§ **Supplied data**:

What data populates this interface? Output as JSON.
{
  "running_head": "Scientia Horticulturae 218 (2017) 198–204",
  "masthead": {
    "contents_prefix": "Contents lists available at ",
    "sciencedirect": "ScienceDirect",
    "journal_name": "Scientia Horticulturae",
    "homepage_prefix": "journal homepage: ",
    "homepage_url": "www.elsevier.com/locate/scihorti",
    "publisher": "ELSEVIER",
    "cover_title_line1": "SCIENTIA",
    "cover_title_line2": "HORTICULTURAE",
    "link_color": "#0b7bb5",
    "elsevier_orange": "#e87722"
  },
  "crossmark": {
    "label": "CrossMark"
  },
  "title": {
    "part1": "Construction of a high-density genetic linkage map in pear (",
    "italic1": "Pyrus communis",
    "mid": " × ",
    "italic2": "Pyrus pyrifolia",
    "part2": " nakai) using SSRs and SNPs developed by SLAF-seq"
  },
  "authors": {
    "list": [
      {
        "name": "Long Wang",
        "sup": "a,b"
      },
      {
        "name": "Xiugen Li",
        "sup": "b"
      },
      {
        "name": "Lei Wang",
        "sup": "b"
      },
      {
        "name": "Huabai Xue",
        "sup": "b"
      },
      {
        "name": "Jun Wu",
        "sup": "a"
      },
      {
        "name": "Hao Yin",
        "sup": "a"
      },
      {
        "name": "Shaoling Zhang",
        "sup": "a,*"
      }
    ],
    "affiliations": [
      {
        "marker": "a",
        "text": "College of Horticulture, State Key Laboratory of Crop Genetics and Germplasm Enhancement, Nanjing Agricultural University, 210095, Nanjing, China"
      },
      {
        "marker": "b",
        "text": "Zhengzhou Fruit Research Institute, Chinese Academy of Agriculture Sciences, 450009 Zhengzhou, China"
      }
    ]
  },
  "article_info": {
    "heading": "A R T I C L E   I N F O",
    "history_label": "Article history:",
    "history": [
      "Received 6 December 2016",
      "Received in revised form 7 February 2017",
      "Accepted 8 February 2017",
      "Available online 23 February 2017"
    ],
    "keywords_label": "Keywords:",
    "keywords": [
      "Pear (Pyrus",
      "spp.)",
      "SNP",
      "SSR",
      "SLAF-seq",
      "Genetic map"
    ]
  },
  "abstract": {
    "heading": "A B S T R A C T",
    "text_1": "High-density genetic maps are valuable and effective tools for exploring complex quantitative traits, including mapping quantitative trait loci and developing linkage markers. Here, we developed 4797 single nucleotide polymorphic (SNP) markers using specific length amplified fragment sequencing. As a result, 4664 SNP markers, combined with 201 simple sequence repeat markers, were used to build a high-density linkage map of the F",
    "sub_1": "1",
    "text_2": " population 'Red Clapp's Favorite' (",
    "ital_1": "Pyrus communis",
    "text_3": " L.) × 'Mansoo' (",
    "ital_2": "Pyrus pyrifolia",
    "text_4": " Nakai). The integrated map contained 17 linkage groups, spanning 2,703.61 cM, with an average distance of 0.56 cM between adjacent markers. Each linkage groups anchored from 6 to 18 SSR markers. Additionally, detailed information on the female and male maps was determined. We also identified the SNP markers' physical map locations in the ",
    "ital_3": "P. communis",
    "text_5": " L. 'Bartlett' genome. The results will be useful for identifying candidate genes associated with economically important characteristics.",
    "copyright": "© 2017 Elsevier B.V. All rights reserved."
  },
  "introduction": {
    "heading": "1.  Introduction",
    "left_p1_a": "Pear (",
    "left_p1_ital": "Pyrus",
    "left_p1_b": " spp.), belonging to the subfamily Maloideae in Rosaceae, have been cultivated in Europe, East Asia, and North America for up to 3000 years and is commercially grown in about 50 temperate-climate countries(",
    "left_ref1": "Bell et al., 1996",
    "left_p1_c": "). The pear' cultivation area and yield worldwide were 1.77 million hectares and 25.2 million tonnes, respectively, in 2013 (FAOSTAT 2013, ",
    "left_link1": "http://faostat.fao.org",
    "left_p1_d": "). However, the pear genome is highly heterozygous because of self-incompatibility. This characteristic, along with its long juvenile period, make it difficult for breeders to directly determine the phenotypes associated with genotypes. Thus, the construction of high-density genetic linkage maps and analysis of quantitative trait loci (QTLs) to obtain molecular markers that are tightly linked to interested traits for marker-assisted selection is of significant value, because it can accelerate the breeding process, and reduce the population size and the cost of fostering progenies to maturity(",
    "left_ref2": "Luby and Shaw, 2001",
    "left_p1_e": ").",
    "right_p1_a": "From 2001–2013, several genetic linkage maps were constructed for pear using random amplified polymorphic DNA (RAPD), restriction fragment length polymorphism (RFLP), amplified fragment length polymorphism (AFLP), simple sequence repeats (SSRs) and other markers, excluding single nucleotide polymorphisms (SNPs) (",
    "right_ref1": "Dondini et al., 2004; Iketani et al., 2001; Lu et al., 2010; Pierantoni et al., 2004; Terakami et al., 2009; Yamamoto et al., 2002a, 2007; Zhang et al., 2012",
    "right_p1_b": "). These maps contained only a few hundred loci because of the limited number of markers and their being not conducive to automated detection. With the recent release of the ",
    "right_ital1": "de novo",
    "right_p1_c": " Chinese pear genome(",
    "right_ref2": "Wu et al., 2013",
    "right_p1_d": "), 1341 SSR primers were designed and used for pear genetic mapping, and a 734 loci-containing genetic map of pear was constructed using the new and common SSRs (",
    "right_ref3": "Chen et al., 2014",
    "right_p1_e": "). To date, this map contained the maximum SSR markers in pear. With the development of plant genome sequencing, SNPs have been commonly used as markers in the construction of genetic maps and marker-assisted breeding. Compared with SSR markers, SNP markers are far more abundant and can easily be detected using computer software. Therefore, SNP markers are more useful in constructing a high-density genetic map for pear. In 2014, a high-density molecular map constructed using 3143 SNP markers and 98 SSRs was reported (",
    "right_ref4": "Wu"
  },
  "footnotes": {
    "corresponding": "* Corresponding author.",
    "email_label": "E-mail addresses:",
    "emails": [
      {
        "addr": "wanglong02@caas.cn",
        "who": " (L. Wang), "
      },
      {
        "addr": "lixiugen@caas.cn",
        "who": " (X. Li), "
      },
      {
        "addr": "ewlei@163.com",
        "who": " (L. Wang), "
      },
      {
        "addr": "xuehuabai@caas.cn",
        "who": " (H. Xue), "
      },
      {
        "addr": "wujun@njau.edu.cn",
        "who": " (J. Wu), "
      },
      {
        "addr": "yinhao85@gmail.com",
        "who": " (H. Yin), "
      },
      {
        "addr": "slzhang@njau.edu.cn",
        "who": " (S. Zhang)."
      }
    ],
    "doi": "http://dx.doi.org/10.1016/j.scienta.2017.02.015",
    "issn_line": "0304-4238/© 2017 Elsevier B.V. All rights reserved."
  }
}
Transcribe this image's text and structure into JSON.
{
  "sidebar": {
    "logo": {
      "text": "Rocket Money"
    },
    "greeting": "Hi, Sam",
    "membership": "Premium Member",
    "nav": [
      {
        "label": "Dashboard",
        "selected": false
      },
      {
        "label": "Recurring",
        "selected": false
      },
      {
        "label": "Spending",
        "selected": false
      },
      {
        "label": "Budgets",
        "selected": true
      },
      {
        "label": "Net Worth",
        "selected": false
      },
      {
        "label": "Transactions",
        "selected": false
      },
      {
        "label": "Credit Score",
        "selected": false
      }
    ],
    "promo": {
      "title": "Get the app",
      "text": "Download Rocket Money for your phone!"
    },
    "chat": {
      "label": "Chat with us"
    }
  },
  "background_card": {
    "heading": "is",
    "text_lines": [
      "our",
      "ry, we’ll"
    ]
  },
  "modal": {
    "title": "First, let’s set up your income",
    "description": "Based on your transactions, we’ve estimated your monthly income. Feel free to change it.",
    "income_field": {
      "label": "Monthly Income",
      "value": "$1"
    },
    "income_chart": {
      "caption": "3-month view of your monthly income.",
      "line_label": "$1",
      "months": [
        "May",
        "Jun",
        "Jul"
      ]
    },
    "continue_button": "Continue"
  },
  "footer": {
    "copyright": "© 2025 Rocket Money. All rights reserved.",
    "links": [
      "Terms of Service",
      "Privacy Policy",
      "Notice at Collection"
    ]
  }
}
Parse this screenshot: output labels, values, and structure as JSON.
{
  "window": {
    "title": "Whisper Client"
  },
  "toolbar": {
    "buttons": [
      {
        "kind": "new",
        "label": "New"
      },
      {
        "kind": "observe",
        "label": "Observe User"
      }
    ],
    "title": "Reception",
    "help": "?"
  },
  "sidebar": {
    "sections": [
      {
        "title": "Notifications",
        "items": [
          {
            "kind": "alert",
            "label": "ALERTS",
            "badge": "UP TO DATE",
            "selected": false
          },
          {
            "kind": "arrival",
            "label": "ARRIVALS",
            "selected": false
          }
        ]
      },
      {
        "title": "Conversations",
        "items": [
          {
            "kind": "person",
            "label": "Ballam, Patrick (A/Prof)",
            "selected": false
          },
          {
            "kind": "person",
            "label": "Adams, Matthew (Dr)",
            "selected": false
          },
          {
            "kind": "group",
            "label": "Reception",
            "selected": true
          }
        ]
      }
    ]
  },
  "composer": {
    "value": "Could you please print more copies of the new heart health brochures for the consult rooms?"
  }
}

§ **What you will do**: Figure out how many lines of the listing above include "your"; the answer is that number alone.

§ **Response to the task**: 4